## Directions for this task
Search the records for lines with the word "timestamp" and copy each match.

## Input material
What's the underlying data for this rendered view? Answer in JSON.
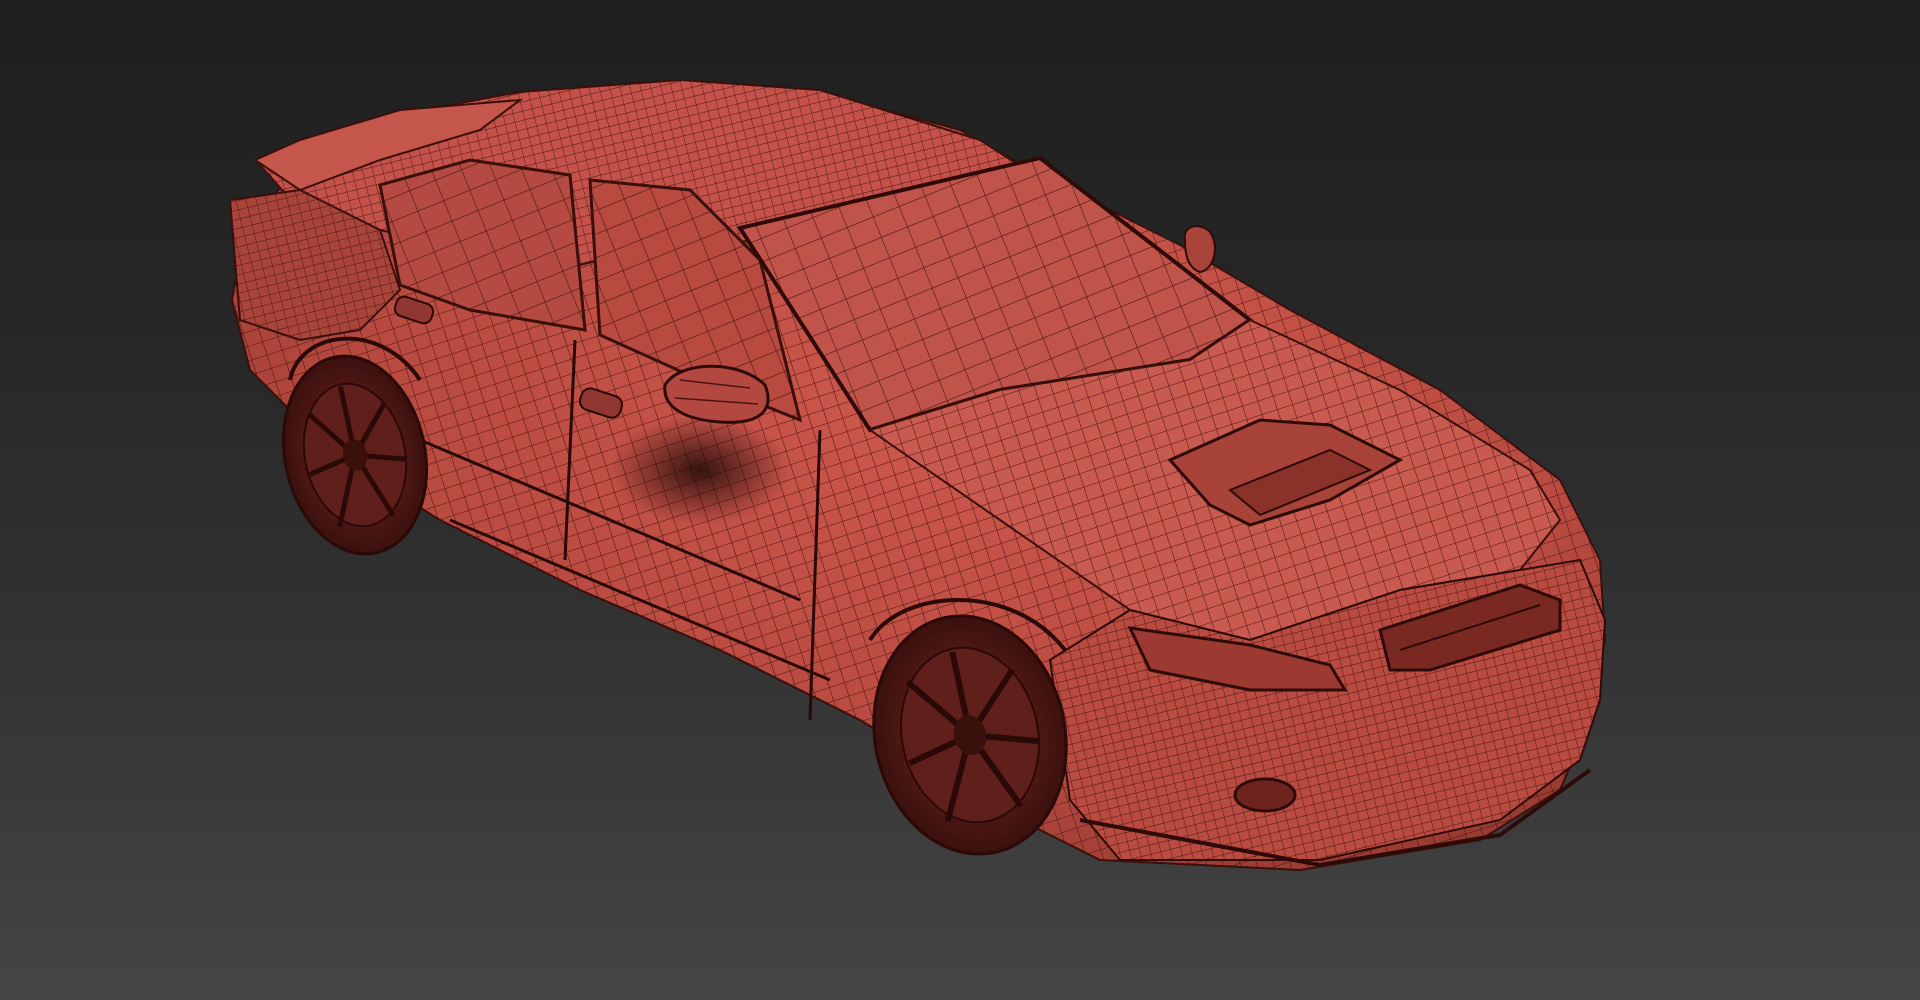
{
  "viewport": {
    "background_top": "#1f1f1f",
    "background_bottom": "#454545",
    "render_mode": "wireframe-on-shaded"
  },
  "model": {
    "subject": "sedan-car",
    "body_color": "#b84a40",
    "body_shadow_color": "#7a2a24",
    "wire_color": "#4a1512",
    "tire_color": "#5a1c18"
  }
}
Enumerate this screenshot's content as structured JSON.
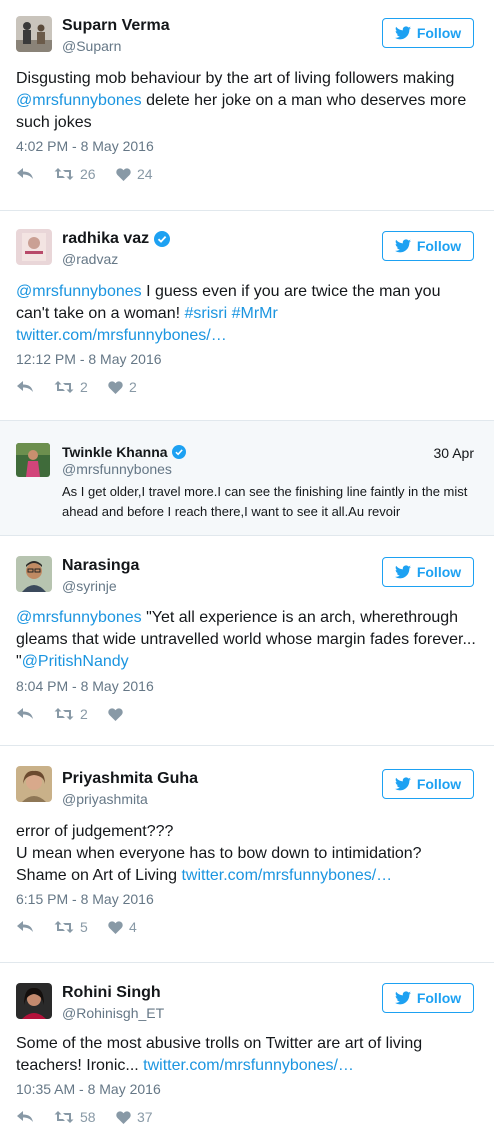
{
  "follow_label": "Follow",
  "tweets": [
    {
      "name": "Suparn Verma",
      "handle": "@Suparn",
      "text_parts": [
        "Disgusting mob behaviour by the art of living followers making ",
        "@mrsfunnybones",
        " delete her joke on a man who deserves more such jokes"
      ],
      "timestamp": "4:02 PM - 8 May 2016",
      "retweets": "26",
      "likes": "24"
    },
    {
      "name": "radhika vaz",
      "handle": "@radvaz",
      "verified": true,
      "text_parts": [
        "@mrsfunnybones",
        " I guess even if you are twice the man you can't take on a woman! ",
        "#srisri",
        " ",
        "#MrMr",
        "twitter.com/mrsfunnybones/…"
      ],
      "timestamp": "12:12 PM - 8 May 2016",
      "retweets": "2",
      "likes": "2"
    },
    {
      "name": "Narasinga",
      "handle": "@syrinje",
      "text_parts": [
        "@mrsfunnybones",
        " \"Yet all experience is an arch, wherethrough gleams that wide untravelled world whose margin fades forever... \"",
        "@PritishNandy"
      ],
      "timestamp": "8:04 PM - 8 May 2016",
      "retweets": "2",
      "likes": ""
    },
    {
      "name": "Priyashmita Guha",
      "handle": "@priyashmita",
      "text_parts": [
        "error of judgement???",
        "U mean when everyone has to bow down to intimidation?",
        "Shame on Art of Living ",
        "twitter.com/mrsfunnybones/…"
      ],
      "timestamp": "6:15 PM - 8 May 2016",
      "retweets": "5",
      "likes": "4"
    },
    {
      "name": "Rohini Singh",
      "handle": "@Rohinisgh_ET",
      "text_parts": [
        "Some of the most abusive trolls on Twitter are art of living teachers! Ironic... ",
        "twitter.com/mrsfunnybones/…"
      ],
      "timestamp": "10:35 AM - 8 May 2016",
      "retweets": "58",
      "likes": "37"
    }
  ],
  "quoted": {
    "name": "Twinkle Khanna",
    "handle": "@mrsfunnybones",
    "verified": true,
    "date": "30 Apr",
    "text": "As I get older,I travel more.I can see the finishing line faintly in the mist ahead and before I reach there,I want to see it all.Au revoir"
  },
  "colors": {
    "accent": "#1da1f2",
    "link": "#1b95e0",
    "muted": "#657786",
    "icon": "#8899a6",
    "divider": "#e1e8ed",
    "quoted_bg": "#f5f8fa"
  },
  "icons": [
    "reply-icon",
    "retweet-icon",
    "heart-icon",
    "twitter-bird-icon",
    "verified-badge-icon"
  ]
}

## Expected output
      "timestamp": "4:02 PM - 8 May 2016",
      "timestamp": "12:12 PM - 8 May 2016",
      "timestamp": "8:04 PM - 8 May 2016",
      "timestamp": "6:15 PM - 8 May 2016",
      "timestamp": "10:35 AM - 8 May 2016",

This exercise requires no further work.